With the images excluded, set down every line of the listing below exactly.

★ ★ ★ ★

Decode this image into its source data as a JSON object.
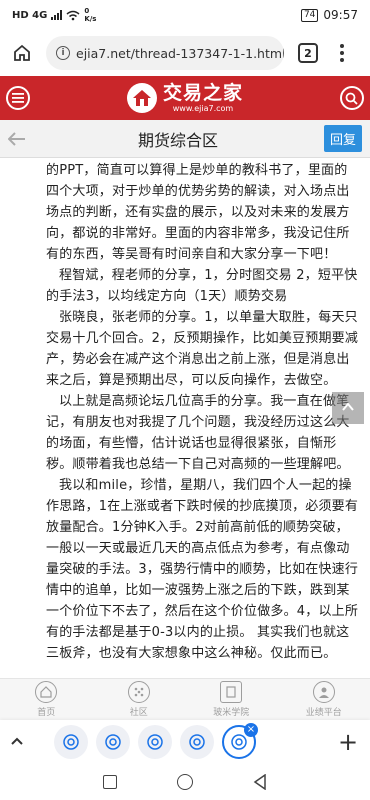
{
  "status": {
    "speed": "0\nK/s",
    "battery": "74",
    "time": "09:57",
    "network": "HD 4G"
  },
  "browser": {
    "url": "ejia7.net/thread-137347-1-1.html",
    "tab_count": "2"
  },
  "site": {
    "logo_title": "交易之家",
    "logo_sub": "www.ejia7.com"
  },
  "page": {
    "title": "期货综合区",
    "reply_label": "回复"
  },
  "article": {
    "paragraphs": [
      "的PPT，简直可以算得上是炒单的教科书了，里面的四个大项，对于炒单的优势劣势的解读，对入场点出场点的判断，还有实盘的展示，以及对未来的发展方向，都说的非常好。里面的内容非常多，我没记住所有的东西，等吴哥有时间亲自和大家分享一下吧！",
      "程智斌，程老师的分享，1，分时图交易 2，短平快的手法3，以均线定方向（1天）顺势交易",
      "张晓良，张老师的分享。1，以单量大取胜，每天只交易十几个回合。2，反预期操作，比如美豆预期要减产，势必会在减产这个消息出之前上涨，但是消息出来之后，算是预期出尽，可以反向操作，去做空。",
      "以上就是高频论坛几位高手的分享。我一直在做笔记，有朋友也对我提了几个问题，我没经历过这么大的场面，有些懵，估计说话也显得很紧张，自惭形秽。顺带着我也总结一下自己对高频的一些理解吧。",
      "我以和mile，珍惜，星期八，我们四个人一起的操作思路，1在上涨或者下跌时候的抄底摸顶，必须要有放量配合。1分钟K入手。2对前高前低的顺势突破，一般以一天或最近几天的高点低点为参考，有点像动量突破的手法。3，强势行情中的顺势，比如在快速行情中的追单，比如一波强势上涨之后的下跌，跌到某一个价位下不去了，然后在这个价位做多。4，以上所有的手法都是基于0-3以内的止损。 其实我们也就这三板斧，也没有大家想象中这么神秘。仅此而已。"
    ]
  },
  "site_nav": [
    {
      "label": "首页",
      "icon": "home-icon"
    },
    {
      "label": "社区",
      "icon": "grid-icon"
    },
    {
      "label": "玻米学院",
      "icon": "document-icon"
    },
    {
      "label": "业绩平台",
      "icon": "user-icon"
    }
  ],
  "colors": {
    "brand_red": "#c9262a",
    "reply_blue": "#2d8fdd",
    "tab_blue": "#1a73e8"
  }
}
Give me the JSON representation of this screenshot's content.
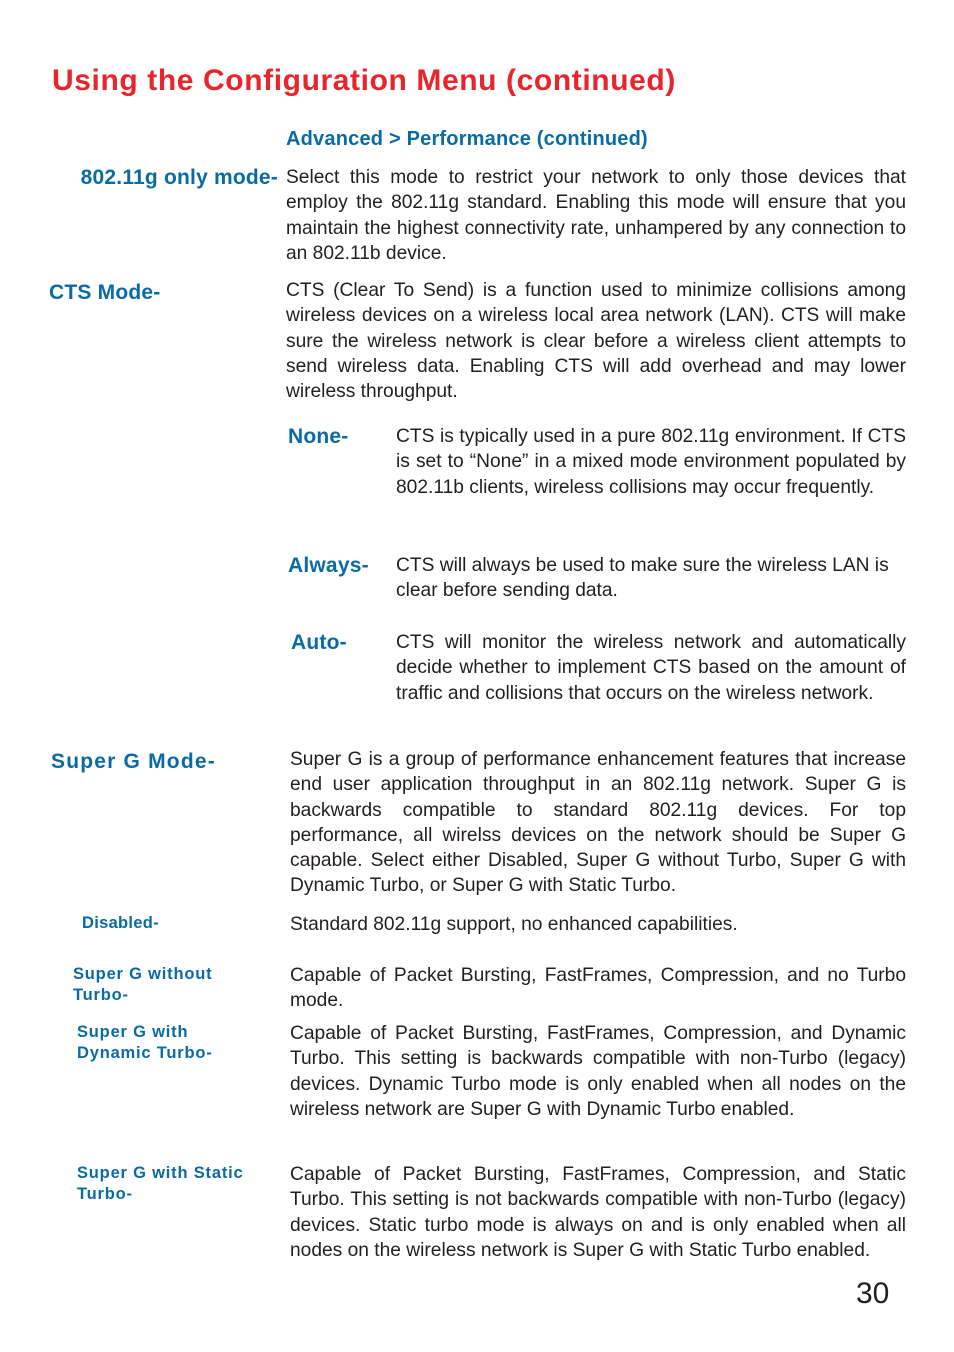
{
  "document": {
    "title": "Using the Configuration Menu (continued)",
    "section_heading": "Advanced > Performance (continued)",
    "page_number": "30",
    "colors": {
      "title_red": "#e8252c",
      "term_blue": "#0a6ba4",
      "body_black": "#231f20"
    }
  },
  "entries": [
    {
      "term": "802.11g only mode-",
      "description": "Select this mode to restrict your network to only those devices that employ the 802.11g standard. Enabling this mode will ensure that you maintain the highest connectivity rate, unhampered by any connection to an 802.11b device."
    },
    {
      "term": "CTS Mode-",
      "description": "CTS (Clear To Send) is a function used to minimize collisions among wireless devices on a wireless local area network (LAN). CTS will make sure the wireless network is clear before a wireless client attempts to send wireless data. Enabling CTS will add overhead and may lower wireless throughput."
    },
    {
      "term": "None-",
      "description": "CTS is typically used in a pure 802.11g environment. If CTS is set to “None” in a mixed mode environment populated by 802.11b clients, wireless collisions may occur frequently."
    },
    {
      "term": "Always-",
      "description": "CTS will always be used to make sure the wireless LAN is clear before sending data."
    },
    {
      "term": "Auto-",
      "description": "CTS will monitor the wireless network and automatically decide whether to implement CTS based on the amount of traffic and collisions that occurs on the wireless network."
    },
    {
      "term": "Super G Mode-",
      "description": "Super G is a group of performance enhancement features that increase end user application throughput in an 802.11g network. Super G is backwards compatible to standard 802.11g devices. For top performance, all wirelss devices on the network should be Super G capable. Select either Disabled, Super G without Turbo, Super G with Dynamic Turbo, or Super G with Static Turbo."
    },
    {
      "term": "Disabled-",
      "description": "Standard 802.11g support, no enhanced capabilities."
    },
    {
      "term": "Super G without Turbo-",
      "description": "Capable of Packet Bursting, FastFrames, Compression, and no Turbo mode."
    },
    {
      "term": "Super G with Dynamic Turbo-",
      "description": "Capable of Packet Bursting, FastFrames, Compression, and Dynamic Turbo. This setting is backwards compatible with non-Turbo (legacy) devices. Dynamic Turbo mode is only enabled when all nodes on the wireless network are Super G with Dynamic Turbo enabled."
    },
    {
      "term": "Super G with Static Turbo-",
      "description": "Capable of Packet Bursting, FastFrames, Compression, and Static Turbo. This setting is not backwards compatible with non-Turbo (legacy) devices. Static turbo mode is always on and is only enabled when all nodes on the wireless network is Super G with Static Turbo enabled."
    }
  ]
}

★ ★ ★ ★

WRITTEN SOLUTION:
Decode this image into its source data as a JSON object.
{
  "status": {
    "speed": "0\nK/s",
    "battery": "74",
    "time": "09:57",
    "network": "HD 4G"
  },
  "browser": {
    "url": "ejia7.net/thread-137347-1-1.html",
    "tab_count": "2"
  },
  "site": {
    "logo_title": "交易之家",
    "logo_sub": "www.ejia7.com"
  },
  "page": {
    "title": "期货综合区",
    "reply_label": "回复"
  },
  "article": {
    "paragraphs": [
      "的PPT，简直可以算得上是炒单的教科书了，里面的四个大项，对于炒单的优势劣势的解读，对入场点出场点的判断，还有实盘的展示，以及对未来的发展方向，都说的非常好。里面的内容非常多，我没记住所有的东西，等吴哥有时间亲自和大家分享一下吧！",
      "程智斌，程老师的分享，1，分时图交易 2，短平快的手法3，以均线定方向（1天）顺势交易",
      "张晓良，张老师的分享。1，以单量大取胜，每天只交易十几个回合。2，反预期操作，比如美豆预期要减产，势必会在减产这个消息出之前上涨，但是消息出来之后，算是预期出尽，可以反向操作，去做空。",
      "以上就是高频论坛几位高手的分享。我一直在做笔记，有朋友也对我提了几个问题，我没经历过这么大的场面，有些懵，估计说话也显得很紧张，自惭形秽。顺带着我也总结一下自己对高频的一些理解吧。",
      "我以和mile，珍惜，星期八，我们四个人一起的操作思路，1在上涨或者下跌时候的抄底摸顶，必须要有放量配合。1分钟K入手。2对前高前低的顺势突破，一般以一天或最近几天的高点低点为参考，有点像动量突破的手法。3，强势行情中的顺势，比如在快速行情中的追单，比如一波强势上涨之后的下跌，跌到某一个价位下不去了，然后在这个价位做多。4，以上所有的手法都是基于0-3以内的止损。 其实我们也就这三板斧，也没有大家想象中这么神秘。仅此而已。"
    ]
  },
  "site_nav": [
    {
      "label": "首页",
      "icon": "home-icon"
    },
    {
      "label": "社区",
      "icon": "grid-icon"
    },
    {
      "label": "玻米学院",
      "icon": "document-icon"
    },
    {
      "label": "业绩平台",
      "icon": "user-icon"
    }
  ],
  "colors": {
    "brand_red": "#c9262a",
    "reply_blue": "#2d8fdd",
    "tab_blue": "#1a73e8"
  }
}
Give me the JSON representation of this screenshot's content.
{
  "document": {
    "title": "Using the Configuration Menu (continued)",
    "section_heading": "Advanced > Performance (continued)",
    "page_number": "30",
    "colors": {
      "title_red": "#e8252c",
      "term_blue": "#0a6ba4",
      "body_black": "#231f20"
    }
  },
  "entries": [
    {
      "term": "802.11g only mode-",
      "description": "Select this mode to restrict your network to only those devices that employ the 802.11g standard. Enabling this mode will ensure that you maintain the highest connectivity rate, unhampered by any connection to an 802.11b device."
    },
    {
      "term": "CTS Mode-",
      "description": "CTS (Clear To Send) is a function used to minimize collisions among wireless devices on a wireless local area network (LAN). CTS will make sure the wireless network is clear before a wireless client attempts to send wireless data. Enabling CTS will add overhead and may lower wireless throughput."
    },
    {
      "term": "None-",
      "description": "CTS is typically used in a pure 802.11g environment. If CTS is set to “None” in a mixed mode environment populated by 802.11b clients, wireless collisions may occur frequently."
    },
    {
      "term": "Always-",
      "description": "CTS will always be used to make sure the wireless LAN is clear before sending data."
    },
    {
      "term": "Auto-",
      "description": "CTS will monitor the wireless network and automatically decide whether to implement CTS based on the amount of traffic and collisions that occurs on the wireless network."
    },
    {
      "term": "Super G Mode-",
      "description": "Super G is a group of performance enhancement features that increase end user application throughput in an 802.11g network. Super G is backwards compatible to standard 802.11g devices. For top performance, all wirelss devices on the network should be Super G capable. Select either Disabled, Super G without Turbo, Super G with Dynamic Turbo, or Super G with Static Turbo."
    },
    {
      "term": "Disabled-",
      "description": "Standard 802.11g support, no enhanced capabilities."
    },
    {
      "term": "Super G without Turbo-",
      "description": "Capable of Packet Bursting, FastFrames, Compression, and no Turbo mode."
    },
    {
      "term": "Super G with Dynamic Turbo-",
      "description": "Capable of Packet Bursting, FastFrames, Compression, and Dynamic Turbo. This setting is backwards compatible with non-Turbo (legacy) devices. Dynamic Turbo mode is only enabled when all nodes on the wireless network are Super G with Dynamic Turbo enabled."
    },
    {
      "term": "Super G with Static Turbo-",
      "description": "Capable of Packet Bursting, FastFrames, Compression, and Static Turbo. This setting is not backwards compatible with non-Turbo (legacy) devices. Static turbo mode is always on and is only enabled when all nodes on the wireless network is Super G with Static Turbo enabled."
    }
  ]
}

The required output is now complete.